"He was depressed about how the media came down on him, the fans, how his friends turned their backs. He said, "What the hell I done? I just fought the fight of my life. I fought through adversity and this is what I received? Man, you know what, forget about boxing.' He told me he quit. I said just take some time off. I told him, 'Remember where you come from. You're a Christian man. I never been in a place you're in right now but I know by experience that anything you going through, you're not alone. You've got your family and you got God to back you up.' "
Eventually, Timothy Bradley and his wife and kids took a vacation to Hawaii, which helped him sort things out.
"I had a lot of time to think and to clear my head," he said. "Lot of time to be with my family and I started realizing what's important to me in my life.
"I would never take my own life. I'm a fighter. I have everything. I have more to live for. For me to take my own life is a coward. I'm not a coward. But it crossed my mind of just doing it."
A lot has changed for Pacquiao (55-5-2, 38 KOs) and Bradley (31-0, 12 KOs) since their first showdown. Pacquiao, 35, got knocked out hard in his next fight by rival Juan Manuel Marquez in their fourth clash, took a year off, then returned to easily outpoint Brandon Rios in November in Macau.

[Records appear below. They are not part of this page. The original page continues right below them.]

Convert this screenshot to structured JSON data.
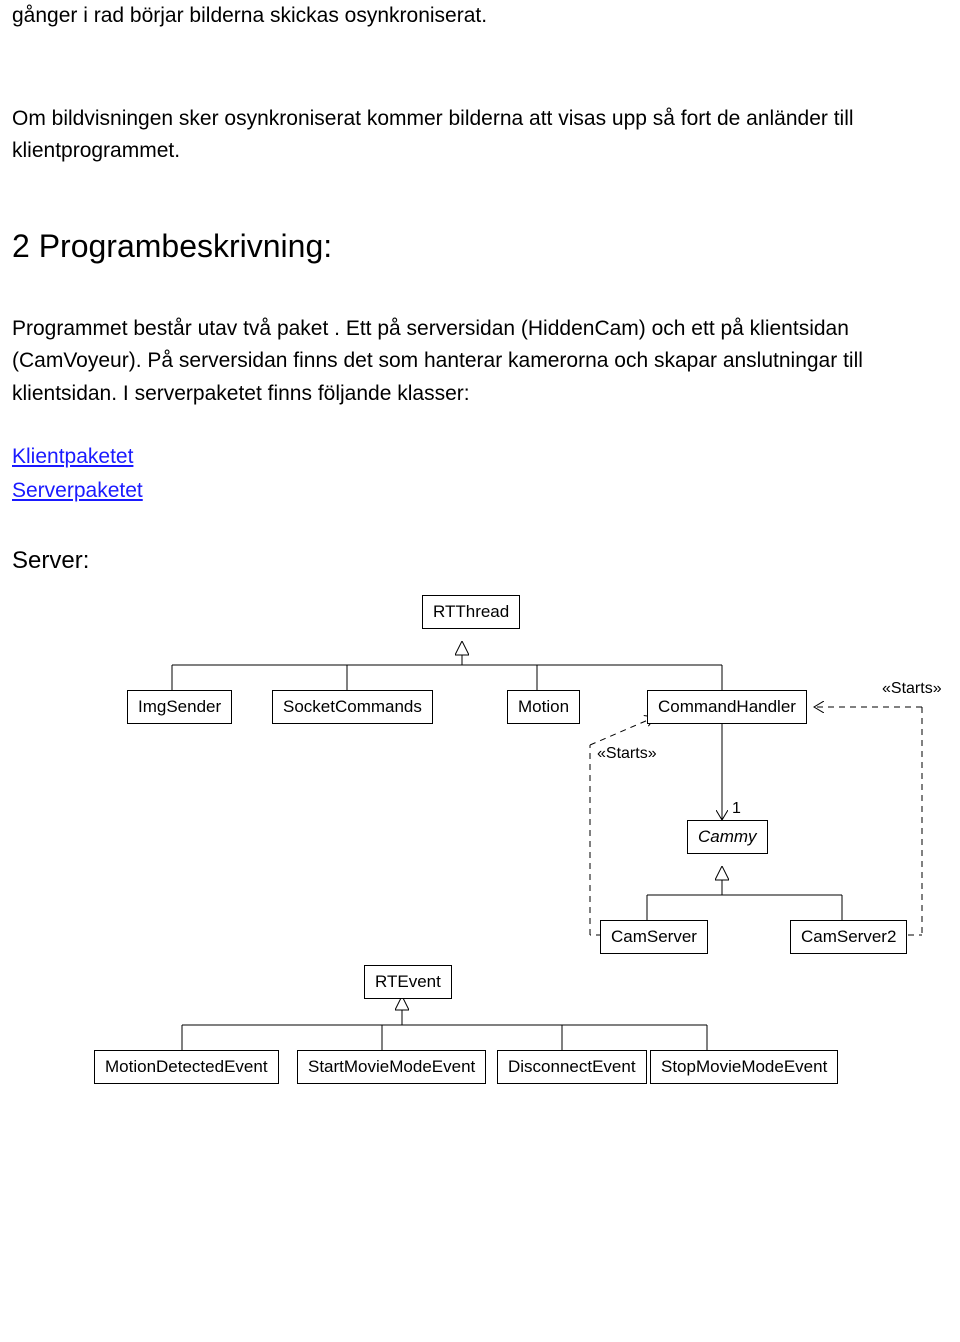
{
  "para1": "gånger i rad börjar bilderna skickas osynkroniserat.",
  "para2": "Om bildvisningen sker osynkroniserat kommer bilderna att visas upp så fort de anländer till klientprogrammet.",
  "heading2": "2 Programbeskrivning:",
  "para3": "Programmet består utav två paket . Ett på serversidan (HiddenCam) och ett på klientsidan (CamVoyeur). På serversidan finns det som hanterar kamerorna och skapar anslutningar till klientsidan. I serverpaketet finns följande klasser:",
  "link1": "Klientpaketet",
  "link2": "Serverpaketet",
  "heading3": "Server:",
  "uml": {
    "rtthread": "RTThread",
    "imgsender": "ImgSender",
    "socketcommands": "SocketCommands",
    "motion": "Motion",
    "commandhandler": "CommandHandler",
    "cammy": "Cammy",
    "camserver": "CamServer",
    "camserver2": "CamServer2",
    "rtevent": "RTEvent",
    "motiondetected": "MotionDetectedEvent",
    "startmovie": "StartMovieModeEvent",
    "disconnect": "DisconnectEvent",
    "stopmovie": "StopMovieModeEvent",
    "starts1": "«Starts»",
    "starts2": "«Starts»",
    "one": "1"
  }
}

Bradley eventually found the desire to fight again. He let his injured feet heal and returned with a chip on his shoulder to outpoint Russian brawler Ruslan Provodnikov in the 2013 fight of the year. It was an extremely violent and intense battle, and Bradley fought in a style he said was by design in order to prove to the world that he was a worthy champion.
But even though the fight with Provodnikov was nine months after the Pacquiao fight, Bradley still harbored suicidal thoughts. It was only after the win against Provodnikov and the outpouring of respect for his heart and determination that they finally subsided.
"[Suicide] was in my mind. I was still mad. I was still pissed off and wanted to show everyone what I was made of," he said. "After that fight it was a release. It was big relief after the Ruslan fight. I put it all on the line for all the fans to show everybody what I'm made of."
Bradley then reverted to his more controlled, deliberate style in October when he outpointed Marquez in a superb performance. He will be making his third title defense when he faces Pacquiao again.
Yet despite the two big wins and having earned so much respect for his valiant showing against Provodnikov, Bradley still believes he has something to prove Saturday.
It's probably why, despite his insistence than he legitimately won, Bradley thanked Pacquiao for giving him another shot at Wednesday's final news conference.
"Absolutely, I have a lot to prove in this fight, and No. 1 is that the first fight was not a fluke," he said. "There were a lot of things that happened in the first fight that weren't right. I am a different fighter now, a different beast, a different animal this time around and I am going to prove to the fans and everybody watching. I got the win but it felt like I lost because I didn't get any credit from the fans and it's important to get the credit from the fans. I feel I need to showcase myself and win by a large margin.